Five stories that have North Texas talking: Whole Foods sells rabbit meat, but not in Texas; T-shirts feature Gov. Perry’s mugshot; a look back at the first day of school; and more.
Rabbits have long been cute and cuddly – and they’re starting to appear on dinner plates. Austin-based Whole Foods is generating controversy for selling rabbit meat at select stores across the country. There have been protests around the U.S. in recent weeks. Earlier this month, House Rabbit Society staged demonstrations at dozens of Whole Foods, Reuters reports. Rabbit meat isn’t sold at Whole Foods’ stores in Dallas-Fort Worth or Texas, a spokeswoman told KERA. “Whole Foods, which offers about half of its 373 U.S. stores the option of selling rabbit, said it … has no plans to stop selling the meat,” Reuters says. More than 17,000 people have signed a petition on Change.org that asks Whole Foods to stop selling rabbit. Whole Foods says it’s developed standards based on four years of study to address “welfare issues in rabbit production.” Rabbits are becoming more popular on dinner plates, The Los Angeles Times reports. “In an era when game meats and nose-to-tail eating are redefining fine dining as food sport, rabbit is both familiar and exotic enough to appeal,” the Times says. KUT, Austin’s NPR station, explores the controversy. In other Whole Foods news, the company will no longer accept personal checks in Texas, Oklahoma, Louisiana and Arkansas starting Labor Day, The Dallas Morning News reports.
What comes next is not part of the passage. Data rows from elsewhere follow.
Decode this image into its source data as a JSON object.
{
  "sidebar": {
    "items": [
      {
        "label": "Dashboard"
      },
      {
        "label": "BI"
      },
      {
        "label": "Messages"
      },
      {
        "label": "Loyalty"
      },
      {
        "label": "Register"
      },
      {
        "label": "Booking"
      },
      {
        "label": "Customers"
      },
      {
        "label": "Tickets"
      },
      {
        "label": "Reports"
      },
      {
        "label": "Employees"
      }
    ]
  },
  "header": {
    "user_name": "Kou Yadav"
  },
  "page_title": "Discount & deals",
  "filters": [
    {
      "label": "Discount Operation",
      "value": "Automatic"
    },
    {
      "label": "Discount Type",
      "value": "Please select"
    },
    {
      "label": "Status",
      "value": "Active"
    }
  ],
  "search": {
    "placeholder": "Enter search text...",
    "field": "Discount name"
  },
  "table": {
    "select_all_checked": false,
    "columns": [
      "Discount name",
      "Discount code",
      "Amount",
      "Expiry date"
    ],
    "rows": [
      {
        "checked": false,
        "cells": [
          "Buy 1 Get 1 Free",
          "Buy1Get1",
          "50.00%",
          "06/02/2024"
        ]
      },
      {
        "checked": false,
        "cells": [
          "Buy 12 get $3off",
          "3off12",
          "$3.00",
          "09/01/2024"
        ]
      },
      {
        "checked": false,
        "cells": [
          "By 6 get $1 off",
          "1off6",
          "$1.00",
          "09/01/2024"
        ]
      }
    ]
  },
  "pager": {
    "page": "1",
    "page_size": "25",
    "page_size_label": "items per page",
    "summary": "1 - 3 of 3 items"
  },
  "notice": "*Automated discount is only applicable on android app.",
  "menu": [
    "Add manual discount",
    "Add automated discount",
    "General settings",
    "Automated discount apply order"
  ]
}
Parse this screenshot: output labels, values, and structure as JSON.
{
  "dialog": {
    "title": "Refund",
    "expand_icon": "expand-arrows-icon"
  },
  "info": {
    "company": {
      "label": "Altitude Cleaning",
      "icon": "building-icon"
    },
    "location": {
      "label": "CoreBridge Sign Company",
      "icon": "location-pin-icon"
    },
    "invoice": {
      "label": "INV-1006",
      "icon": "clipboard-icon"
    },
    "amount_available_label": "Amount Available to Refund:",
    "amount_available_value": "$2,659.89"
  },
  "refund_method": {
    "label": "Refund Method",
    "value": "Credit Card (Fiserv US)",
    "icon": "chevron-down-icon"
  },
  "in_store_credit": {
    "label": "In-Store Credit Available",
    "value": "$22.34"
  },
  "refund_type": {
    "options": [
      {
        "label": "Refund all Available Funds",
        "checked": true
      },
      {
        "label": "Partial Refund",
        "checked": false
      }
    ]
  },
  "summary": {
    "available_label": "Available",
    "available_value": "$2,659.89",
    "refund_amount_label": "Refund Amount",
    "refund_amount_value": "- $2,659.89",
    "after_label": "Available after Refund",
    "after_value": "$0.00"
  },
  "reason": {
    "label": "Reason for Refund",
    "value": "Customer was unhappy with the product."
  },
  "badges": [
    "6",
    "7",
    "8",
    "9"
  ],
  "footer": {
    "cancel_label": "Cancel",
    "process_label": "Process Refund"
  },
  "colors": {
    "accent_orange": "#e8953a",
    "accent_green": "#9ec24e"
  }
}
- Dallas County District Attorney Craig Watkins’ spending of government funds is being questioned yet again. WFAA-TV reports he spent more than $18,000 in state asset forfeiture funds last year to pay his legal bills – and some are questioning whether that’s legal. John Helms, a former federal prosecutor, told WFAA that it “pushes the envelope” and that the DA’s office should have gone to the attorney general for its opinion. The DA’s office said Watkins has “broad discretion” over using the forfeiture funds and he did “nothing illegal or improper.” The legal bills came after Watkins was in court and was held in contempt for “refusing to answer questions about allegations that his office indicted an oil heir in order to benefit a friend and longtime political benefactor.” News of the $18,000 expenditure comes after WFAA first reported that Watkins used $50,000 from the asset forfeiture fund to pay a settlement over a car accident that he caused while driving a county-owned vehicle. The Dallas Morning News reports that Watkins' office spent more than $32,000 on "outside counsel in the fiscal year ending Aug. 31, 2013."
- Gov. Rick Perry’s smiling mugshot ricocheted across the internet last week – and now it’s on a T-shirt. RickPAC, the governor’s political action committee, is selling the shirt, which features Perry’s mugshot and says he’s “wanted” for “securing the border and defeating Democrats.” The back of the shirt features an earlier mugshot of Travis County District Attorney Rosemary Lehmberg. She had been arrested for drunken driving. The shirt says she’s “guilty” of “driving while intoxicated and perversion of justice.” The shirt is yours for $25. Read more from KERA News.
- Monday was the first day back at school for most North Texas students. A team of KERA reporters hit the streets to capture the big day. Stella Chavez explored what it was like for refugee families in Dallas. Doualy Xaykaothao profiled pre-Kindergarten in Fort Worth. Bill Zeeble featured a homeless teen heading back to class. And Dianna Douglas chased after an energetic new principal at Fort Worth’s Polytechnic High. Here’s a look back at the sights and sounds of day No. 1. And the teachers are nervous, too – we profiled a teacher who’s not new to teaching but is new to Dallas.
- Lake Highlands’ St. Vincent gets more publicity, this time from across the pond. British GQ spoke with the singer, aka Annie Clark. She told GQ about a good book with a North Texas connection: “I just read a book called Love Me Back by a woman from Dallas, Texas called Merritt Tierce. It's excellent. It's fiction but it seems to be cut pretty close to her life: she talks about her life in the food service industry (which sounds like it could be a very boring premise) but it's an awesome book. It's especially poignant for me reading it because I knew every restaurant she was talking about in Dallas: they remind me of a time in my life. I remember when you were 14 and you'd used to go to [Chili’s] to hang out on a Friday night and think it was very wild. All the tchotchke Americana on the walls: amazing!”